- What to do -
Word for word, copy every line of the data.

- Interface dataset entries -
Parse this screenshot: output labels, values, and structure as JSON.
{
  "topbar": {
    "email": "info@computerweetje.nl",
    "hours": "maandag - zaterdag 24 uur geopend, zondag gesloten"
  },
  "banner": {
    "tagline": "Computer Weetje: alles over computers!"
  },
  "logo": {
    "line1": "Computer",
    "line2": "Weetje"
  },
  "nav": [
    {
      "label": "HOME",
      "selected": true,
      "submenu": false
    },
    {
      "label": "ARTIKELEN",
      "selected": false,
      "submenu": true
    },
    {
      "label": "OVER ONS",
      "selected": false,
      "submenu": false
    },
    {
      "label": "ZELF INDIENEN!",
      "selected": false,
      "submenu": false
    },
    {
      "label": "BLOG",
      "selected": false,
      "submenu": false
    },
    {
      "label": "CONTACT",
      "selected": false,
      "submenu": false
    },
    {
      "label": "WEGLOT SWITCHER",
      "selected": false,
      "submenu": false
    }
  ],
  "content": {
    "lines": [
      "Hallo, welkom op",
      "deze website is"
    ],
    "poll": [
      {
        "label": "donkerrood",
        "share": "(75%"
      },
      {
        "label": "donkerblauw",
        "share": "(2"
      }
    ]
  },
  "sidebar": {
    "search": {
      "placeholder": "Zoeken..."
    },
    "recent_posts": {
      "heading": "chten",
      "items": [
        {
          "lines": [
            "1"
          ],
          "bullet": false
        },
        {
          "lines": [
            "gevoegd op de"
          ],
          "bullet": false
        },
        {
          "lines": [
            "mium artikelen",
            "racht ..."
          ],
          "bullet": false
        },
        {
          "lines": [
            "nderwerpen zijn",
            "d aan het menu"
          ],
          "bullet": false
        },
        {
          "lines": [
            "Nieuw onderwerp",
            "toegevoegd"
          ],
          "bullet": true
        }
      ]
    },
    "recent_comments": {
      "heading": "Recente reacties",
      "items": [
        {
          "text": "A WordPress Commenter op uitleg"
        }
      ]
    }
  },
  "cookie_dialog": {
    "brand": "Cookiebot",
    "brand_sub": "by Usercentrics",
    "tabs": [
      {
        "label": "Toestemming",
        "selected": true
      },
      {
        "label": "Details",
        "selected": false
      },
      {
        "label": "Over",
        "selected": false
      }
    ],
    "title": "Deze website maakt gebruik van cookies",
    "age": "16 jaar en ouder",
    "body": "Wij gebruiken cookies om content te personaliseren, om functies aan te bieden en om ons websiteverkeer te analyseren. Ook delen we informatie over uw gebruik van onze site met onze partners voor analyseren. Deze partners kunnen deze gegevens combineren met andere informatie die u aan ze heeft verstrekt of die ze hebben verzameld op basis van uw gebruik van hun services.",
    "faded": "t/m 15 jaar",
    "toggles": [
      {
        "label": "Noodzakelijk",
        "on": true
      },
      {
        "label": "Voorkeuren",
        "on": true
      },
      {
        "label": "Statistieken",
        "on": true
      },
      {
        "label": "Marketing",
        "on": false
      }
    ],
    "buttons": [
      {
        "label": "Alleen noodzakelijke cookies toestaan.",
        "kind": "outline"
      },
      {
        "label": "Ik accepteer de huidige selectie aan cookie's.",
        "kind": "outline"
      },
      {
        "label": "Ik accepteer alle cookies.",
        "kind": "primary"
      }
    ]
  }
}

- Finished exercise -
Parse this screenshot: output labels, values, and structure as JSON.
{
  "topbar": {
    "email": "info@computerweetje.nl",
    "hours": "maandag - zaterdag 24 uur geopend, zondag gesloten"
  },
  "banner": {
    "tagline": "Computer Weetje: alles over computers!"
  },
  "logo": {
    "line1": "Computer",
    "line2": "Weetje"
  },
  "nav": [
    {
      "label": "HOME",
      "selected": true,
      "submenu": false
    },
    {
      "label": "ARTIKELEN",
      "selected": false,
      "submenu": true
    },
    {
      "label": "OVER ONS",
      "selected": false,
      "submenu": false
    },
    {
      "label": "ZELF INDIENEN!",
      "selected": false,
      "submenu": false
    },
    {
      "label": "BLOG",
      "selected": false,
      "submenu": false
    },
    {
      "label": "CONTACT",
      "selected": false,
      "submenu": false
    },
    {
      "label": "WEGLOT SWITCHER",
      "selected": false,
      "submenu": false
    }
  ],
  "content": {
    "lines": [
      "Hallo, welkom op",
      "deze website is"
    ],
    "poll": [
      {
        "label": "donkerrood",
        "share": "(75%"
      },
      {
        "label": "donkerblauw",
        "share": "(2"
      }
    ]
  },
  "sidebar": {
    "search": {
      "placeholder": "Zoeken..."
    },
    "recent_posts": {
      "heading": "chten",
      "items": [
        {
          "lines": [
            "1"
          ],
          "bullet": false
        },
        {
          "lines": [
            "gevoegd op de"
          ],
          "bullet": false
        },
        {
          "lines": [
            "mium artikelen",
            "racht ..."
          ],
          "bullet": false
        },
        {
          "lines": [
            "nderwerpen zijn",
            "d aan het menu"
          ],
          "bullet": false
        },
        {
          "lines": [
            "Nieuw onderwerp",
            "toegevoegd"
          ],
          "bullet": true
        }
      ]
    },
    "recent_comments": {
      "heading": "Recente reacties",
      "items": [
        {
          "text": "A WordPress Commenter op uitleg"
        }
      ]
    }
  },
  "cookie_dialog": {
    "brand": "Cookiebot",
    "brand_sub": "by Usercentrics",
    "tabs": [
      {
        "label": "Toestemming",
        "selected": true
      },
      {
        "label": "Details",
        "selected": false
      },
      {
        "label": "Over",
        "selected": false
      }
    ],
    "title": "Deze website maakt gebruik van cookies",
    "age": "16 jaar en ouder",
    "body": "Wij gebruiken cookies om content te personaliseren, om functies aan te bieden en om ons websiteverkeer te analyseren. Ook delen we informatie over uw gebruik van onze site met onze partners voor analyseren. Deze partners kunnen deze gegevens combineren met andere informatie die u aan ze heeft verstrekt of die ze hebben verzameld op basis van uw gebruik van hun services.",
    "faded": "t/m 15 jaar",
    "toggles": [
      {
        "label": "Noodzakelijk",
        "on": true
      },
      {
        "label": "Voorkeuren",
        "on": true
      },
      {
        "label": "Statistieken",
        "on": true
      },
      {
        "label": "Marketing",
        "on": false
      }
    ],
    "buttons": [
      {
        "label": "Alleen noodzakelijke cookies toestaan.",
        "kind": "outline"
      },
      {
        "label": "Ik accepteer de huidige selectie aan cookie's.",
        "kind": "outline"
      },
      {
        "label": "Ik accepteer alle cookies.",
        "kind": "primary"
      }
    ]
  }
}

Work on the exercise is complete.